→ TASK STATEMENT
Give each record below again, without a single difference.
==== TASK MATERIAL ====
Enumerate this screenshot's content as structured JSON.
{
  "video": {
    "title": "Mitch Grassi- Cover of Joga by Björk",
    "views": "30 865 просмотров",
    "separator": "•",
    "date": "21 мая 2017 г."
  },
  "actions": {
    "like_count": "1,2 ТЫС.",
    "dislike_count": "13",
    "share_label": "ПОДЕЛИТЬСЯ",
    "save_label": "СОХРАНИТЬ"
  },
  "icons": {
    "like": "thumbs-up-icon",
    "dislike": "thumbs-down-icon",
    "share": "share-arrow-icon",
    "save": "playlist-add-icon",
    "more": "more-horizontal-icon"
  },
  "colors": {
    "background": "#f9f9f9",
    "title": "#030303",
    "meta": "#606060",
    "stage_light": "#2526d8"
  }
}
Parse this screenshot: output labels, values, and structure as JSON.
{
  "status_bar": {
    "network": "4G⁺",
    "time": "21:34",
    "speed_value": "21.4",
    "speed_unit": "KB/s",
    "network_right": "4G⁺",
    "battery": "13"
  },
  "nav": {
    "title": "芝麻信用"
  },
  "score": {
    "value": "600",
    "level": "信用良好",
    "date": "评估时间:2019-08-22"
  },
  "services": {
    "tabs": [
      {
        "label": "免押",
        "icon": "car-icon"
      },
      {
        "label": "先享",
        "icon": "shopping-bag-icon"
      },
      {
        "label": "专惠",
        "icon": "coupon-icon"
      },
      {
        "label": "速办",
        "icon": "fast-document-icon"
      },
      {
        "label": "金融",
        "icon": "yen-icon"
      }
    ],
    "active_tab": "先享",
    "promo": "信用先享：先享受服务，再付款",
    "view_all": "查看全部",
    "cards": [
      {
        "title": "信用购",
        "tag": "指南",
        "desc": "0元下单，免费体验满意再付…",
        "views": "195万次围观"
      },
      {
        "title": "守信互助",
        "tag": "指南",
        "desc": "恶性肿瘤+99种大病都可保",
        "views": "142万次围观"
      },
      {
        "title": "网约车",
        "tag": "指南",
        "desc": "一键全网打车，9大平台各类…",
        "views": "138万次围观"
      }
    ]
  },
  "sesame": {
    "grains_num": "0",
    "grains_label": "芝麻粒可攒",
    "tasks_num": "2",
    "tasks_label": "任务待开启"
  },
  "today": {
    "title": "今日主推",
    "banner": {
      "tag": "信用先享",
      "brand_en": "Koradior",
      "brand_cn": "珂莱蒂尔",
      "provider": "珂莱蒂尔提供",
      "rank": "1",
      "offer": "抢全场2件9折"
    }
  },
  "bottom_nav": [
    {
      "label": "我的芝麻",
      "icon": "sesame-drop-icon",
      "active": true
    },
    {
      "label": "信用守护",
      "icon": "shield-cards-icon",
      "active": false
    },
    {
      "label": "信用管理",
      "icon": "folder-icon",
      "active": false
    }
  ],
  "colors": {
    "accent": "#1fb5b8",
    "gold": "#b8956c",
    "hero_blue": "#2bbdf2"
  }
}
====
→ SOLUTION
Enumerate this screenshot's content as structured JSON.
{
  "video": {
    "title": "Mitch Grassi- Cover of Joga by Björk",
    "views": "30 865 просмотров",
    "separator": "•",
    "date": "21 мая 2017 г."
  },
  "actions": {
    "like_count": "1,2 ТЫС.",
    "dislike_count": "13",
    "share_label": "ПОДЕЛИТЬСЯ",
    "save_label": "СОХРАНИТЬ"
  },
  "icons": {
    "like": "thumbs-up-icon",
    "dislike": "thumbs-down-icon",
    "share": "share-arrow-icon",
    "save": "playlist-add-icon",
    "more": "more-horizontal-icon"
  },
  "colors": {
    "background": "#f9f9f9",
    "title": "#030303",
    "meta": "#606060",
    "stage_light": "#2526d8"
  }
}
Parse this screenshot: output labels, values, and structure as JSON.
{
  "status_bar": {
    "network": "4G⁺",
    "time": "21:34",
    "speed_value": "21.4",
    "speed_unit": "KB/s",
    "network_right": "4G⁺",
    "battery": "13"
  },
  "nav": {
    "title": "芝麻信用"
  },
  "score": {
    "value": "600",
    "level": "信用良好",
    "date": "评估时间:2019-08-22"
  },
  "services": {
    "tabs": [
      {
        "label": "免押",
        "icon": "car-icon"
      },
      {
        "label": "先享",
        "icon": "shopping-bag-icon"
      },
      {
        "label": "专惠",
        "icon": "coupon-icon"
      },
      {
        "label": "速办",
        "icon": "fast-document-icon"
      },
      {
        "label": "金融",
        "icon": "yen-icon"
      }
    ],
    "active_tab": "先享",
    "promo": "信用先享：先享受服务，再付款",
    "view_all": "查看全部",
    "cards": [
      {
        "title": "信用购",
        "tag": "指南",
        "desc": "0元下单，免费体验满意再付…",
        "views": "195万次围观"
      },
      {
        "title": "守信互助",
        "tag": "指南",
        "desc": "恶性肿瘤+99种大病都可保",
        "views": "142万次围观"
      },
      {
        "title": "网约车",
        "tag": "指南",
        "desc": "一键全网打车，9大平台各类…",
        "views": "138万次围观"
      }
    ]
  },
  "sesame": {
    "grains_num": "0",
    "grains_label": "芝麻粒可攒",
    "tasks_num": "2",
    "tasks_label": "任务待开启"
  },
  "today": {
    "title": "今日主推",
    "banner": {
      "tag": "信用先享",
      "brand_en": "Koradior",
      "brand_cn": "珂莱蒂尔",
      "provider": "珂莱蒂尔提供",
      "rank": "1",
      "offer": "抢全场2件9折"
    }
  },
  "bottom_nav": [
    {
      "label": "我的芝麻",
      "icon": "sesame-drop-icon",
      "active": true
    },
    {
      "label": "信用守护",
      "icon": "shield-cards-icon",
      "active": false
    },
    {
      "label": "信用管理",
      "icon": "folder-icon",
      "active": false
    }
  ],
  "colors": {
    "accent": "#1fb5b8",
    "gold": "#b8956c",
    "hero_blue": "#2bbdf2"
  }
}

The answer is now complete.